Are you called to the consecrated life? Be holy by living out your commitment with joy. Are you married? Be holy by loving and caring for your husband or wife, as Christ does for the Church. Do you work for a living? Be holy by laboring with integrity and skill in the service of your brothers and sisters. Are you a parent or grandparent? Be holy by patiently teaching the little ones how to follow Jesus. Are you in a position of authority? Be holy by working for the common good and renouncing personal gain. — Pope Francis, Gaudete et exultate 

I have read Pope Francis’ apostolic exhortation, Gaudete et exultate, so many times since its publication I have lost count.

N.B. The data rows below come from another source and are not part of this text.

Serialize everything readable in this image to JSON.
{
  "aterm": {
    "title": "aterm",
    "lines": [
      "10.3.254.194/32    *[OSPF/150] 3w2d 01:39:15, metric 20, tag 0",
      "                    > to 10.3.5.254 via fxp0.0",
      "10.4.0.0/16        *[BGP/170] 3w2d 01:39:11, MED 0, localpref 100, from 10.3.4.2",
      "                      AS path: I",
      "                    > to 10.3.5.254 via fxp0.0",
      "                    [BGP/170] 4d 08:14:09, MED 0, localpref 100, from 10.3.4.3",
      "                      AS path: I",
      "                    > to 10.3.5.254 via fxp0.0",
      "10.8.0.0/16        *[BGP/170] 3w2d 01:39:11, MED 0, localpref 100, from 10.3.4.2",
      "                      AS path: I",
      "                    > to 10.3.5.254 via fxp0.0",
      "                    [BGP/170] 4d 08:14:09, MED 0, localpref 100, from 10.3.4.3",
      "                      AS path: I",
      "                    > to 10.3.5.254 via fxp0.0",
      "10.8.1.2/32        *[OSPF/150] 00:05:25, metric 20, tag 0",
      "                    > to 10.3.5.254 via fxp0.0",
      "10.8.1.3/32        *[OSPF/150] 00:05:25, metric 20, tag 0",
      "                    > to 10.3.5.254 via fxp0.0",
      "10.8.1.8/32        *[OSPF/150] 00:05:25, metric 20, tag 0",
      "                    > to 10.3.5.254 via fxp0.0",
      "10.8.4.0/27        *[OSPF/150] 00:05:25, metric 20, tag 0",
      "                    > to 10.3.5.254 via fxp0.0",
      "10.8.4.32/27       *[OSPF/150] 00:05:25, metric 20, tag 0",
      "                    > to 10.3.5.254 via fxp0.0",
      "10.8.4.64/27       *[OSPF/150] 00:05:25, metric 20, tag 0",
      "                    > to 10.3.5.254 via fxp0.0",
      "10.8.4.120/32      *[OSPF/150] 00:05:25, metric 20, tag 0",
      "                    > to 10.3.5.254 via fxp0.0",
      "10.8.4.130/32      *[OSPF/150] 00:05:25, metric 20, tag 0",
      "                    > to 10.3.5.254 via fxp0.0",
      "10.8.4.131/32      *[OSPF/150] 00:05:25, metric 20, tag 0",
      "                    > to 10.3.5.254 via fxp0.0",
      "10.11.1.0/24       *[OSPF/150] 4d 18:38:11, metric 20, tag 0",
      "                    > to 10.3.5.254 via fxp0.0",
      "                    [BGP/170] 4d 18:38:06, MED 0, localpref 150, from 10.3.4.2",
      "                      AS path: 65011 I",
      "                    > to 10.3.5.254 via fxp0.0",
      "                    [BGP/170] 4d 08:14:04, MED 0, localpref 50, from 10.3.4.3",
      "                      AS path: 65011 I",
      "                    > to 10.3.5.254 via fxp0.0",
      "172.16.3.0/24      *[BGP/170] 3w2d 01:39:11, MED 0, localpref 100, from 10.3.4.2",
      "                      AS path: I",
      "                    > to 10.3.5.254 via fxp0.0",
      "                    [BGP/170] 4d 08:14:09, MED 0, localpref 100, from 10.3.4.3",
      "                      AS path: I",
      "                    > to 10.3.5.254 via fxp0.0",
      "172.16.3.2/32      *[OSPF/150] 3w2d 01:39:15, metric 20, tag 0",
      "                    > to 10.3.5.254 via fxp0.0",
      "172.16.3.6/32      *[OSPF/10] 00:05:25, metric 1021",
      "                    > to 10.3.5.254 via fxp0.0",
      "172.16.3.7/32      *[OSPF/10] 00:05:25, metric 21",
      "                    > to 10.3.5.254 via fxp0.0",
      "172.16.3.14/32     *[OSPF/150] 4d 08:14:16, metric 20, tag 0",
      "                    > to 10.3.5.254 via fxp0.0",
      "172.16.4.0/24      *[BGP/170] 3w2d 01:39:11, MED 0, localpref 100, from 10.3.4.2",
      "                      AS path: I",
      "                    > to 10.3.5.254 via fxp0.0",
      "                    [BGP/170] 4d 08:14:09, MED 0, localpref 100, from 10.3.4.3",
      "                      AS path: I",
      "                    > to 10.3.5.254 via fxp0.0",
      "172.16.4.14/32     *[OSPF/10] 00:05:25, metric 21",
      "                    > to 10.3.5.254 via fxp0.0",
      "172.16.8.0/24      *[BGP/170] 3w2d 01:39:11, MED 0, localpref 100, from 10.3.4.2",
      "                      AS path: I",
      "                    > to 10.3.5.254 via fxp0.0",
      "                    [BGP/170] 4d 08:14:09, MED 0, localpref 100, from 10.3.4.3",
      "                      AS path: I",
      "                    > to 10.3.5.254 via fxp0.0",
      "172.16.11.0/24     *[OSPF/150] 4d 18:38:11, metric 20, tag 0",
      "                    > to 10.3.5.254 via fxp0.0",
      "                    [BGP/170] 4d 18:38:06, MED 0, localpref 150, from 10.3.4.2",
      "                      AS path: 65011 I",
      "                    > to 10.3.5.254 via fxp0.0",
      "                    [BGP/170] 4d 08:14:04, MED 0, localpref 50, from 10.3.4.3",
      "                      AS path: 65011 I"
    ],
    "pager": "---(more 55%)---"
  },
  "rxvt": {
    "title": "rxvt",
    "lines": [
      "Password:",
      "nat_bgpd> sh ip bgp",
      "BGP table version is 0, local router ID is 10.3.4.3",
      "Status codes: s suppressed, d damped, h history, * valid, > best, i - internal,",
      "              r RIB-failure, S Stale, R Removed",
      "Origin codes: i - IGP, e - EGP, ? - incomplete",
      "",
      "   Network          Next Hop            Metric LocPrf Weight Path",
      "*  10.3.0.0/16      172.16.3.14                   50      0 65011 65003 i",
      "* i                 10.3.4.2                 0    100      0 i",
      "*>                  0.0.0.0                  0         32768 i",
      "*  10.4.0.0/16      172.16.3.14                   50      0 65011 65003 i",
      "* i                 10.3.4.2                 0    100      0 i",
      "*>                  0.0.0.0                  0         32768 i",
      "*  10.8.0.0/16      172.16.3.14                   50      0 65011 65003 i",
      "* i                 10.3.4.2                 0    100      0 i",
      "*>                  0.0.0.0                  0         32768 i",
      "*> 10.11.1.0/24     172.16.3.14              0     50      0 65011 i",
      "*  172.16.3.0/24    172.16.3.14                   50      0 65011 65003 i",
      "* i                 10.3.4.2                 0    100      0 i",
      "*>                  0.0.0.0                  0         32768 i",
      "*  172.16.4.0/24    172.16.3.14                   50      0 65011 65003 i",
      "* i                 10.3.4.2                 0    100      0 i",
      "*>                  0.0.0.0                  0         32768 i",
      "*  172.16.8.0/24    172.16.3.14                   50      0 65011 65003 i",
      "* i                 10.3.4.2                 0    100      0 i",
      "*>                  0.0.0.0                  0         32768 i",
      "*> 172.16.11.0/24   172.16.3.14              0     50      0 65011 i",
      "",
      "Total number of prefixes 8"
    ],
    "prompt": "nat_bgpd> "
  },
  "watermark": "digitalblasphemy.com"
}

Each time back, I always discover a fresh set of insights.

It is the the first time the Magisterium has produced a whole document, written in a very accessible style, on the call to holiness (especially) for the laity whose home is the secular world. Certainly other documents have touched the subject, but there has been no single sustained reflection on the stunning development of Vatican II:

All the faithful of Christ of whatever rank or status, are called to the fullness of the Christian life and to the perfection of charity; by this holiness, as such, a more human manner of living is promoted in this earthly society (LG #40).

The “highest” vocational form of Christian life is not consecrated life or ordained ministry, but the call to holiness. All other measurements of vocational height in Christianity, important as they are, submit to the supremacy of love of God-neighbor, which is the soul and summit of holiness. In assessing the holy “heights” of priest, Levite and Samaritan-layman in the parable of the Good Samaritan, Jesus exalts to the highest summit the one who stooped lowest in mercy.

Whoever wishes to be great among you must be your servant, and whoever wishes to be first among you must be your slave. — Matt. 20:26-27

This is the greatness, to me, of Pope Francis’ exhortation. It democratizes holiness, with his characteristic realist, practical and earthy flair. It has the wisdom of a seasoned churchman who knows well the weal and warts of Catholic culture, who has a refined grasp of the principles of discerning God’s will in daily life, who is able to get at the simplicity of faith in the midst of the complexity of life, who loves to draw from diverse sources of wisdom that demonstrate the kaleidoscopic character of catholic Truth, and who locates joy, again and again, as the preeminent sign of spiritual vitality. #32:

Do not be afraid of holiness. It will take away none of your energy, vitality or joy.

I must say, with a bit of weariness, in the midst of an ecclesial culture rife with cutting bitterness, caustic cynicism and joyless anger, this is a welcome breath of fresh air. I said in a class I taught on this document in May, “If you want to rightly assess the teaching of Pope Francis, first spend a full year immersed in this document, striving to live its vision out to the limits of your strength, and only then dare to return to his pontificate and critically reflect.”

You may say I’m a dreamer, but I’m not the only one…